Entries taken from a collection
=== Section Start ===

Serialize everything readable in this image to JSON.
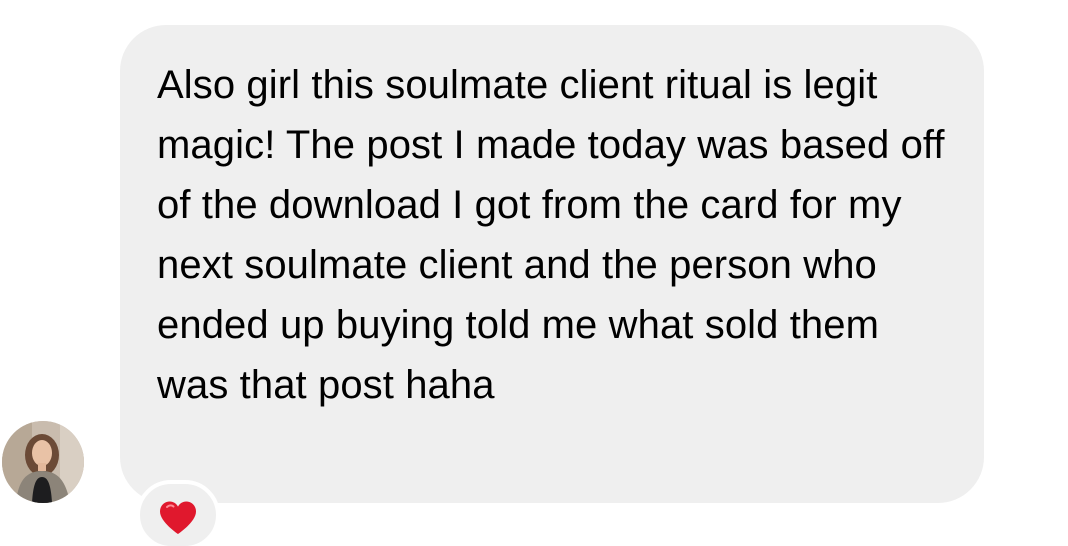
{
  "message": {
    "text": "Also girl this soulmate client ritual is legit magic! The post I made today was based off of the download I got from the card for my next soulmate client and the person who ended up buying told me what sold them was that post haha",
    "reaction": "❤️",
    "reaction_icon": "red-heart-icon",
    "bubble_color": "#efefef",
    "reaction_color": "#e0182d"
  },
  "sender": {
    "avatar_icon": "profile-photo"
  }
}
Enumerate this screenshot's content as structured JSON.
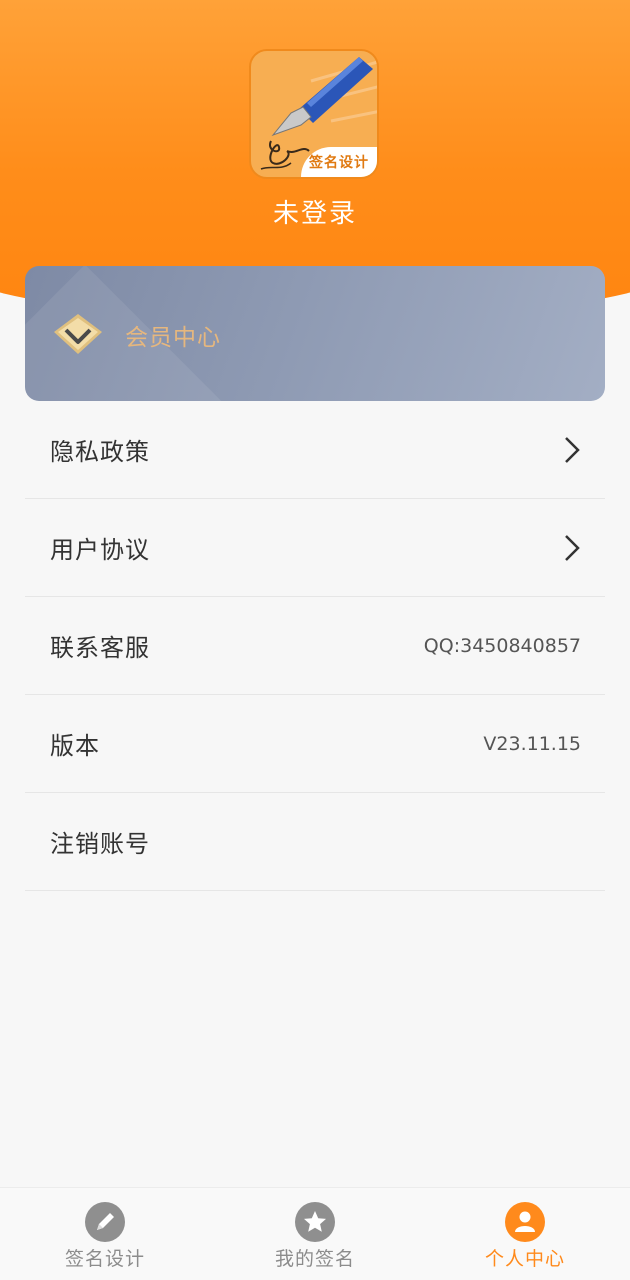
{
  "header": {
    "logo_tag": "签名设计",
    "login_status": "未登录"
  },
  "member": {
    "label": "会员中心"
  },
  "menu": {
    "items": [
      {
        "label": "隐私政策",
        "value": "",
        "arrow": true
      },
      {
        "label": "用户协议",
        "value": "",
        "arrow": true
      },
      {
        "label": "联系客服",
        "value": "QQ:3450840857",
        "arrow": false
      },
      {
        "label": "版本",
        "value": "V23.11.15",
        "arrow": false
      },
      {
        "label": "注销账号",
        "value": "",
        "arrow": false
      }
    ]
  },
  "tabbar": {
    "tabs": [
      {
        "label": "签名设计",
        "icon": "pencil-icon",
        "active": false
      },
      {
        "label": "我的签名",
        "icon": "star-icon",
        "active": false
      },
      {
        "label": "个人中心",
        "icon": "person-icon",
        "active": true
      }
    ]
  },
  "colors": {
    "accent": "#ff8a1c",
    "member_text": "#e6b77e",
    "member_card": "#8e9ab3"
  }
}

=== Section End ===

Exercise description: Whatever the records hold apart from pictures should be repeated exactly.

Answer section:
Serialize everything readable in this image to JSON.
{
  "message": {
    "text": "Also girl this soulmate client ritual is legit magic! The post I made today was based off of the download I got from the card for my next soulmate client and the person who ended up buying told me what sold them was that post haha",
    "reaction": "❤️",
    "reaction_icon": "red-heart-icon",
    "bubble_color": "#efefef",
    "reaction_color": "#e0182d"
  },
  "sender": {
    "avatar_icon": "profile-photo"
  }
}
Enumerate this screenshot's content as structured JSON.
{
  "header": {
    "logo_tag": "签名设计",
    "login_status": "未登录"
  },
  "member": {
    "label": "会员中心"
  },
  "menu": {
    "items": [
      {
        "label": "隐私政策",
        "value": "",
        "arrow": true
      },
      {
        "label": "用户协议",
        "value": "",
        "arrow": true
      },
      {
        "label": "联系客服",
        "value": "QQ:3450840857",
        "arrow": false
      },
      {
        "label": "版本",
        "value": "V23.11.15",
        "arrow": false
      },
      {
        "label": "注销账号",
        "value": "",
        "arrow": false
      }
    ]
  },
  "tabbar": {
    "tabs": [
      {
        "label": "签名设计",
        "icon": "pencil-icon",
        "active": false
      },
      {
        "label": "我的签名",
        "icon": "star-icon",
        "active": false
      },
      {
        "label": "个人中心",
        "icon": "person-icon",
        "active": true
      }
    ]
  },
  "colors": {
    "accent": "#ff8a1c",
    "member_text": "#e6b77e",
    "member_card": "#8e9ab3"
  }
}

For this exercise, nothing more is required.